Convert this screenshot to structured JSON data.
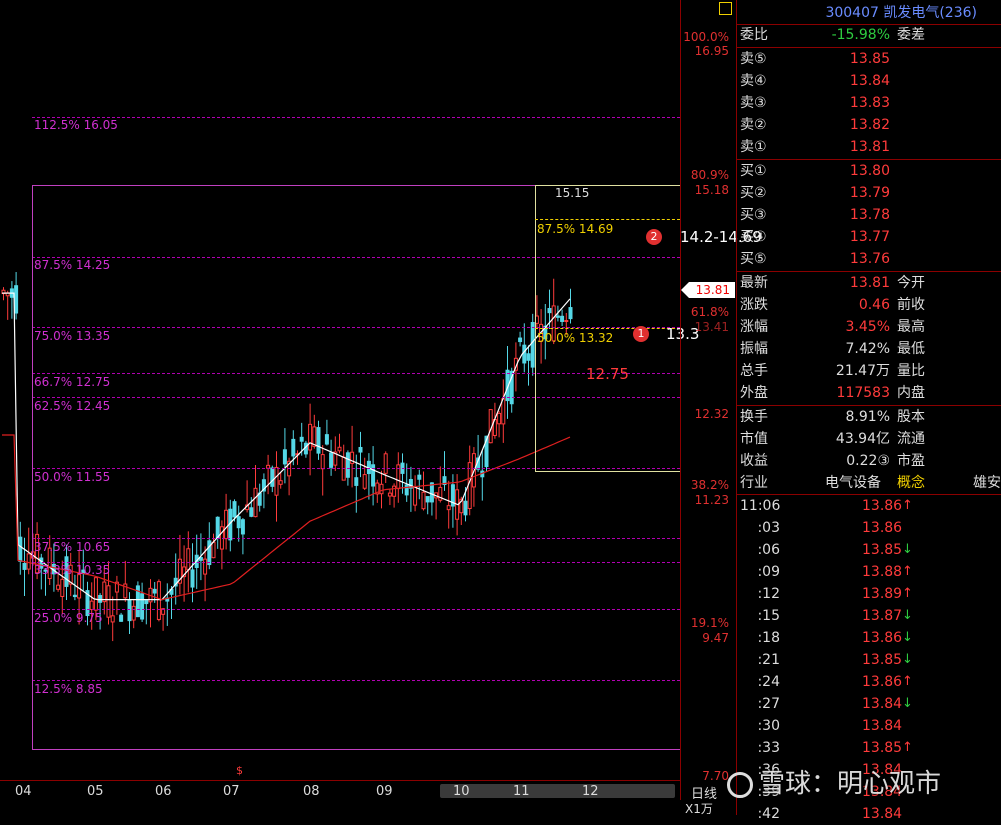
{
  "header": {
    "code": "300407",
    "name": "凯发电气",
    "count": "(236)"
  },
  "weibi": {
    "label": "委比",
    "value": "-15.98%",
    "label2": "委差"
  },
  "sell": [
    {
      "label": "卖⑤",
      "price": "13.85"
    },
    {
      "label": "卖④",
      "price": "13.84"
    },
    {
      "label": "卖③",
      "price": "13.83"
    },
    {
      "label": "卖②",
      "price": "13.82"
    },
    {
      "label": "卖①",
      "price": "13.81"
    }
  ],
  "buy": [
    {
      "label": "买①",
      "price": "13.80"
    },
    {
      "label": "买②",
      "price": "13.79"
    },
    {
      "label": "买③",
      "price": "13.78"
    },
    {
      "label": "买④",
      "price": "13.77"
    },
    {
      "label": "买⑤",
      "price": "13.76"
    }
  ],
  "stats": [
    {
      "k": "最新",
      "v": "13.81",
      "k2": "今开",
      "c": "red"
    },
    {
      "k": "涨跌",
      "v": "0.46",
      "k2": "前收",
      "c": "red"
    },
    {
      "k": "涨幅",
      "v": "3.45%",
      "k2": "最高",
      "c": "red"
    },
    {
      "k": "振幅",
      "v": "7.42%",
      "k2": "最低",
      "c": "white"
    },
    {
      "k": "总手",
      "v": "21.47万",
      "k2": "量比",
      "c": "white"
    },
    {
      "k": "外盘",
      "v": "117583",
      "k2": "内盘",
      "c": "red"
    }
  ],
  "stats2": [
    {
      "k": "换手",
      "v": "8.91%",
      "k2": "股本"
    },
    {
      "k": "市值",
      "v": "43.94亿",
      "k2": "流通"
    },
    {
      "k": "收益",
      "v": "0.22③",
      "k2": "市盈"
    }
  ],
  "industry": {
    "label": "行业",
    "value": "电气设备",
    "concept": "概念",
    "extra": "雄安"
  },
  "ticks": [
    {
      "t": "11:06",
      "p": "13.86",
      "a": "↑",
      "c": "red"
    },
    {
      "t": ":03",
      "p": "13.86",
      "a": "",
      "c": "red"
    },
    {
      "t": ":06",
      "p": "13.85",
      "a": "↓",
      "c": "green"
    },
    {
      "t": ":09",
      "p": "13.88",
      "a": "↑",
      "c": "red"
    },
    {
      "t": ":12",
      "p": "13.89",
      "a": "↑",
      "c": "red"
    },
    {
      "t": ":15",
      "p": "13.87",
      "a": "↓",
      "c": "green"
    },
    {
      "t": ":18",
      "p": "13.86",
      "a": "↓",
      "c": "green"
    },
    {
      "t": ":21",
      "p": "13.85",
      "a": "↓",
      "c": "green"
    },
    {
      "t": ":24",
      "p": "13.86",
      "a": "↑",
      "c": "red"
    },
    {
      "t": ":27",
      "p": "13.84",
      "a": "↓",
      "c": "green"
    },
    {
      "t": ":30",
      "p": "13.84",
      "a": "",
      "c": "red"
    },
    {
      "t": ":33",
      "p": "13.85",
      "a": "↑",
      "c": "red"
    },
    {
      "t": ":36",
      "p": "13.84",
      "a": "",
      "c": "red"
    },
    {
      "t": ":39",
      "p": "13.84",
      "a": "",
      "c": "red"
    },
    {
      "t": ":42",
      "p": "13.84",
      "a": "",
      "c": "red"
    }
  ],
  "axis": [
    {
      "text": "100.0%",
      "c": "red"
    },
    {
      "text": "16.95",
      "c": "red"
    },
    {
      "text": "80.9%",
      "c": "red"
    },
    {
      "text": "15.18",
      "c": "red"
    },
    {
      "text": "61.8%",
      "c": "red"
    },
    {
      "text": "13.41",
      "c": "red"
    },
    {
      "text": "12.32",
      "c": "red"
    },
    {
      "text": "38.2%",
      "c": "red"
    },
    {
      "text": "11.23",
      "c": "red"
    },
    {
      "text": "19.1%",
      "c": "red"
    },
    {
      "text": "9.47",
      "c": "red"
    },
    {
      "text": "7.70",
      "c": "red"
    }
  ],
  "current_price_tag": "13.81",
  "fib": [
    {
      "label": "112.5% 16.05"
    },
    {
      "label": "87.5% 14.25"
    },
    {
      "label": "75.0% 13.35"
    },
    {
      "label": "66.7% 12.75"
    },
    {
      "label": "62.5% 12.45"
    },
    {
      "label": "50.0% 11.55"
    },
    {
      "label": "37.5% 10.65"
    },
    {
      "label": "33.3% 10.35"
    },
    {
      "label": "25.0% 9.75"
    },
    {
      "label": "12.5% 8.85"
    }
  ],
  "inner_fib": {
    "top": "15.15",
    "l875": "87.5% 14.69",
    "l50": "50.0% 13.32"
  },
  "annotations": [
    {
      "num": "2",
      "text": "14.2-14.69"
    },
    {
      "num": "1",
      "text": "13.3"
    },
    {
      "num": "",
      "text": "12.75"
    }
  ],
  "months": [
    "04",
    "05",
    "06",
    "07",
    "08",
    "09",
    "10",
    "11",
    "12"
  ],
  "period": "日线",
  "scale": "X1万",
  "watermark": "雪球：明心观市",
  "chart_data": {
    "type": "line",
    "title": "",
    "x": [
      "04",
      "05",
      "06",
      "07",
      "08",
      "09",
      "10",
      "11",
      "12"
    ],
    "series": [
      {
        "values": [
          10.6,
          9.9,
          9.9,
          10.9,
          11.9,
          11.5,
          11.1,
          13.0,
          13.81
        ]
      },
      {
        "values": [
          10.4,
          10.2,
          9.9,
          10.1,
          10.9,
          11.3,
          11.4,
          11.7,
          12.0
        ]
      }
    ],
    "ylim": [
      7.7,
      16.95
    ]
  }
}
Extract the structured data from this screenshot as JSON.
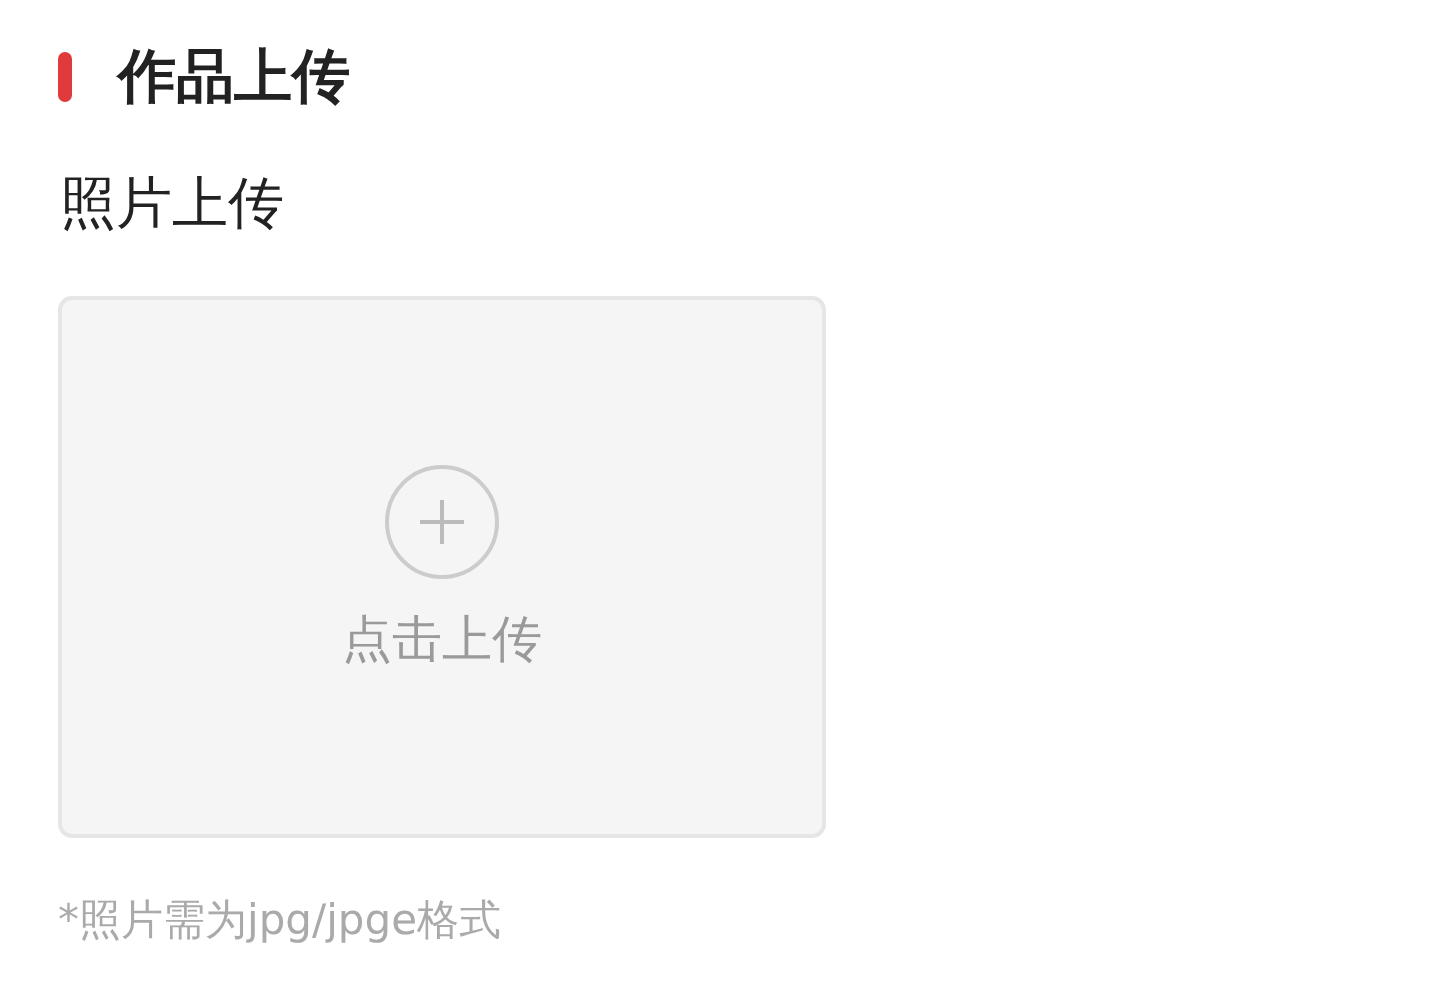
{
  "section": {
    "title": "作品上传"
  },
  "field": {
    "label": "照片上传"
  },
  "upload": {
    "label": "点击上传"
  },
  "note": "*照片需为jpg/jpge格式"
}
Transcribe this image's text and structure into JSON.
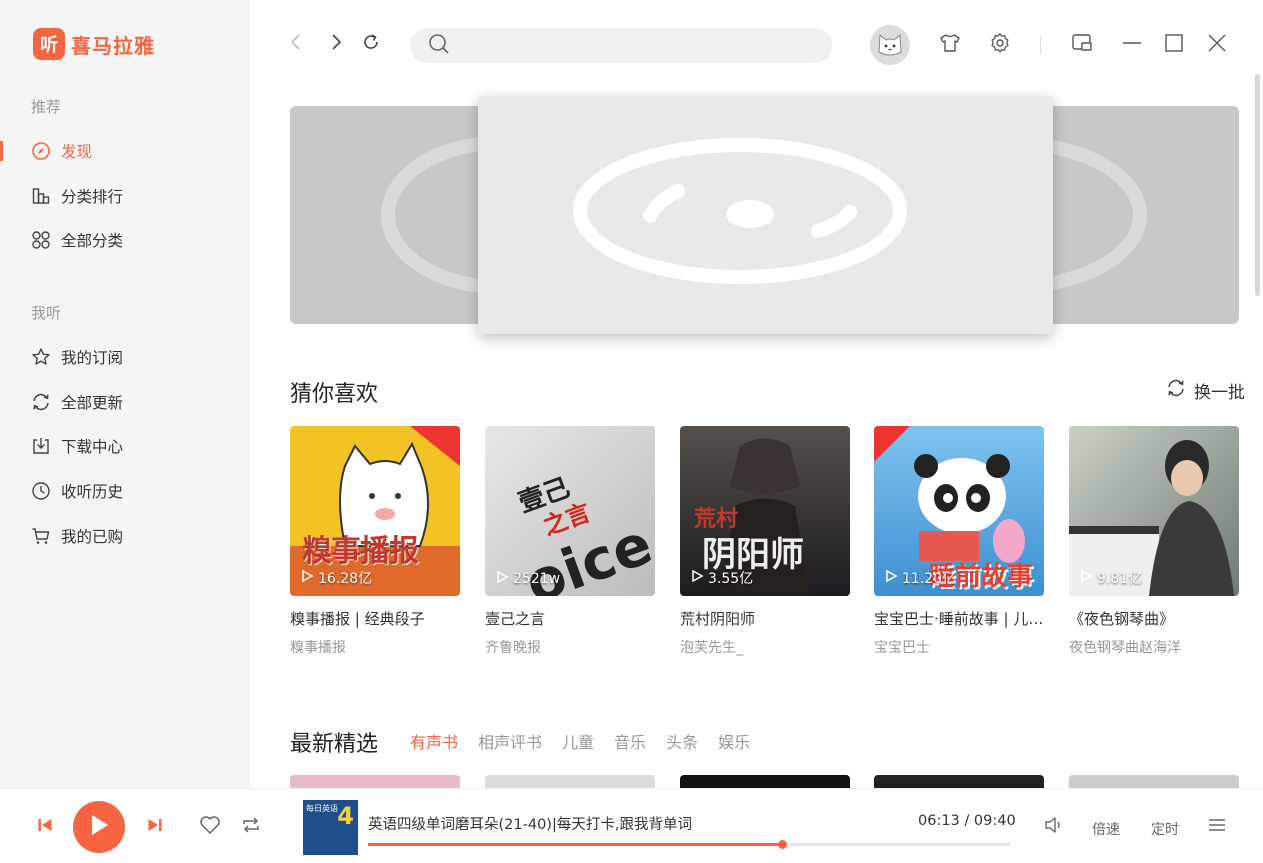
{
  "brand": {
    "logo_glyph": "听",
    "name": "喜马拉雅",
    "color": "#f86442"
  },
  "sidebar": {
    "section_recommend": "推荐",
    "section_mine": "我听",
    "items": [
      {
        "label": "发现",
        "icon": "compass-icon",
        "active": true
      },
      {
        "label": "分类排行",
        "icon": "ranking-icon"
      },
      {
        "label": "全部分类",
        "icon": "grid-icon"
      },
      {
        "label": "我的订阅",
        "icon": "star-icon"
      },
      {
        "label": "全部更新",
        "icon": "refresh-icon"
      },
      {
        "label": "下载中心",
        "icon": "download-icon"
      },
      {
        "label": "收听历史",
        "icon": "clock-icon"
      },
      {
        "label": "我的已购",
        "icon": "cart-icon"
      }
    ]
  },
  "search": {
    "value": "",
    "placeholder": ""
  },
  "guess": {
    "title": "猜你喜欢",
    "refresh_label": "换一批",
    "cards": [
      {
        "title": "糗事播报 | 经典段子",
        "author": "糗事播报",
        "plays": "16.28亿",
        "cover_color": "#f3c325",
        "cover_text": "糗事播报"
      },
      {
        "title": "壹己之言",
        "author": "齐鲁晚报",
        "plays": "2521w",
        "cover_color": "#d9d9d9",
        "cover_text": "壹己之言"
      },
      {
        "title": "荒村阴阳师",
        "author": "泡芙先生_",
        "plays": "3.55亿",
        "cover_color": "#2a2a2e",
        "cover_text": "荒村阴阳师"
      },
      {
        "title": "宝宝巴士·睡前故事 | 儿童故事",
        "author": "宝宝巴士",
        "plays": "11.20亿",
        "cover_color": "#5aa7e0",
        "cover_text": "睡前故事"
      },
      {
        "title": "《夜色钢琴曲》",
        "author": "夜色钢琴曲赵海洋",
        "plays": "9.81亿",
        "cover_color": "#9aa39a",
        "cover_text": ""
      }
    ]
  },
  "latest": {
    "title": "最新精选",
    "tabs": [
      "有声书",
      "相声评书",
      "儿童",
      "音乐",
      "头条",
      "娱乐"
    ],
    "active_tab": 0
  },
  "player": {
    "track_title": "英语四级单词磨耳朵(21-40)|每天打卡,跟我背单词",
    "time": "06:13 / 09:40",
    "progress": 0.645,
    "thumb_text": "每日英语",
    "thumb_num": "4",
    "speed_label": "倍速",
    "timer_label": "定时"
  }
}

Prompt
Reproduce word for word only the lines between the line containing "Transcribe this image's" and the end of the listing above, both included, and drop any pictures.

Answer to the exercise
Transcribe this image's text and structure into JSON.
{
  "brand": {
    "logo_glyph": "听",
    "name": "喜马拉雅",
    "color": "#f86442"
  },
  "sidebar": {
    "section_recommend": "推荐",
    "section_mine": "我听",
    "items": [
      {
        "label": "发现",
        "icon": "compass-icon",
        "active": true
      },
      {
        "label": "分类排行",
        "icon": "ranking-icon"
      },
      {
        "label": "全部分类",
        "icon": "grid-icon"
      },
      {
        "label": "我的订阅",
        "icon": "star-icon"
      },
      {
        "label": "全部更新",
        "icon": "refresh-icon"
      },
      {
        "label": "下载中心",
        "icon": "download-icon"
      },
      {
        "label": "收听历史",
        "icon": "clock-icon"
      },
      {
        "label": "我的已购",
        "icon": "cart-icon"
      }
    ]
  },
  "search": {
    "value": "",
    "placeholder": ""
  },
  "guess": {
    "title": "猜你喜欢",
    "refresh_label": "换一批",
    "cards": [
      {
        "title": "糗事播报 | 经典段子",
        "author": "糗事播报",
        "plays": "16.28亿",
        "cover_color": "#f3c325",
        "cover_text": "糗事播报"
      },
      {
        "title": "壹己之言",
        "author": "齐鲁晚报",
        "plays": "2521w",
        "cover_color": "#d9d9d9",
        "cover_text": "壹己之言"
      },
      {
        "title": "荒村阴阳师",
        "author": "泡芙先生_",
        "plays": "3.55亿",
        "cover_color": "#2a2a2e",
        "cover_text": "荒村阴阳师"
      },
      {
        "title": "宝宝巴士·睡前故事 | 儿童故事",
        "author": "宝宝巴士",
        "plays": "11.20亿",
        "cover_color": "#5aa7e0",
        "cover_text": "睡前故事"
      },
      {
        "title": "《夜色钢琴曲》",
        "author": "夜色钢琴曲赵海洋",
        "plays": "9.81亿",
        "cover_color": "#9aa39a",
        "cover_text": ""
      }
    ]
  },
  "latest": {
    "title": "最新精选",
    "tabs": [
      "有声书",
      "相声评书",
      "儿童",
      "音乐",
      "头条",
      "娱乐"
    ],
    "active_tab": 0
  },
  "player": {
    "track_title": "英语四级单词磨耳朵(21-40)|每天打卡,跟我背单词",
    "time": "06:13 / 09:40",
    "progress": 0.645,
    "thumb_text": "每日英语",
    "thumb_num": "4",
    "speed_label": "倍速",
    "timer_label": "定时"
  }
}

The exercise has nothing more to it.